* _ABOUT THIS TASK_
Pictures are to be left out, but please repeat each record exactly.

* _MATERIAL SHOWN_
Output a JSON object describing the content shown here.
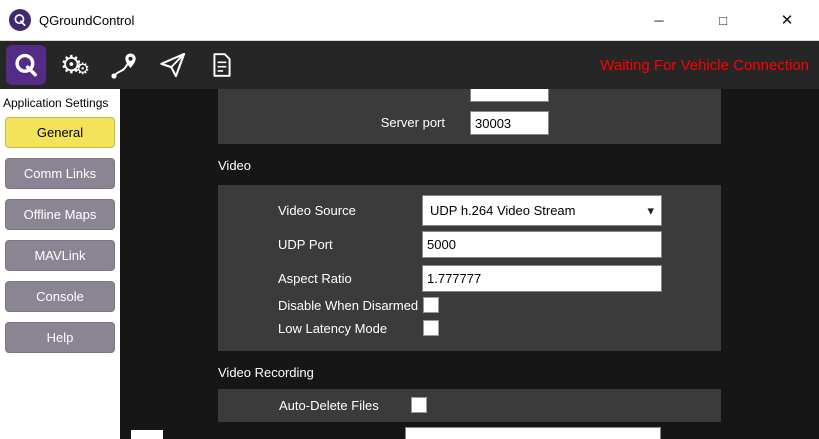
{
  "window": {
    "title": "QGroundControl"
  },
  "icons": {
    "minimize": "─",
    "maximize": "□",
    "close": "✕",
    "gear": "⚙",
    "dropdown_arrow": "▾"
  },
  "toolbar": {
    "status_text": "Waiting For Vehicle Connection",
    "status_color": "#ff0000",
    "buttons": [
      "qgc-home",
      "vehicle-setup",
      "plan",
      "fly",
      "analyze"
    ]
  },
  "sidebar": {
    "header": "Application Settings",
    "items": [
      {
        "label": "General",
        "selected": true
      },
      {
        "label": "Comm Links",
        "selected": false
      },
      {
        "label": "Offline Maps",
        "selected": false
      },
      {
        "label": "MAVLink",
        "selected": false
      },
      {
        "label": "Console",
        "selected": false
      },
      {
        "label": "Help",
        "selected": false
      }
    ]
  },
  "main": {
    "top_section": {
      "server_port_label": "Server port",
      "server_port_value": "30003"
    },
    "video_section": {
      "title": "Video",
      "video_source_label": "Video Source",
      "video_source_value": "UDP h.264 Video Stream",
      "udp_port_label": "UDP Port",
      "udp_port_value": "5000",
      "aspect_ratio_label": "Aspect Ratio",
      "aspect_ratio_value": "1.777777",
      "disable_when_disarmed_label": "Disable When Disarmed",
      "disable_when_disarmed_checked": false,
      "low_latency_mode_label": "Low Latency Mode",
      "low_latency_mode_checked": false
    },
    "video_recording_section": {
      "title": "Video Recording",
      "auto_delete_files_label": "Auto-Delete Files",
      "auto_delete_files_checked": false
    }
  },
  "colors": {
    "accent_purple": "#542c85",
    "sidebar_button": "#8b8593",
    "sidebar_selected": "#f3e35b",
    "panel": "#3b3b3b",
    "content_background": "#161616",
    "status_red": "#ff0000"
  }
}
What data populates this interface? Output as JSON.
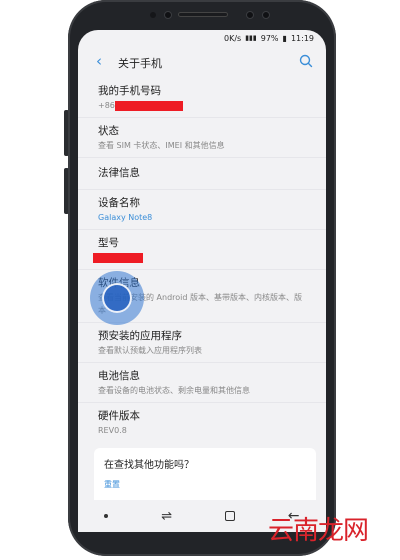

* _RESULT OF THIS TASK_
Output a JSON object describing the content shown here.
{
  "window": {
    "title": "QGroundControl"
  },
  "icons": {
    "minimize": "─",
    "maximize": "□",
    "close": "✕",
    "gear": "⚙",
    "dropdown_arrow": "▾"
  },
  "toolbar": {
    "status_text": "Waiting For Vehicle Connection",
    "status_color": "#ff0000",
    "buttons": [
      "qgc-home",
      "vehicle-setup",
      "plan",
      "fly",
      "analyze"
    ]
  },
  "sidebar": {
    "header": "Application Settings",
    "items": [
      {
        "label": "General",
        "selected": true
      },
      {
        "label": "Comm Links",
        "selected": false
      },
      {
        "label": "Offline Maps",
        "selected": false
      },
      {
        "label": "MAVLink",
        "selected": false
      },
      {
        "label": "Console",
        "selected": false
      },
      {
        "label": "Help",
        "selected": false
      }
    ]
  },
  "main": {
    "top_section": {
      "server_port_label": "Server port",
      "server_port_value": "30003"
    },
    "video_section": {
      "title": "Video",
      "video_source_label": "Video Source",
      "video_source_value": "UDP h.264 Video Stream",
      "udp_port_label": "UDP Port",
      "udp_port_value": "5000",
      "aspect_ratio_label": "Aspect Ratio",
      "aspect_ratio_value": "1.777777",
      "disable_when_disarmed_label": "Disable When Disarmed",
      "disable_when_disarmed_checked": false,
      "low_latency_mode_label": "Low Latency Mode",
      "low_latency_mode_checked": false
    },
    "video_recording_section": {
      "title": "Video Recording",
      "auto_delete_files_label": "Auto-Delete Files",
      "auto_delete_files_checked": false
    }
  },
  "colors": {
    "accent_purple": "#542c85",
    "sidebar_button": "#8b8593",
    "sidebar_selected": "#f3e35b",
    "panel": "#3b3b3b",
    "content_background": "#161616",
    "status_red": "#ff0000"
  }
}
What data populates this interface? Output as JSON.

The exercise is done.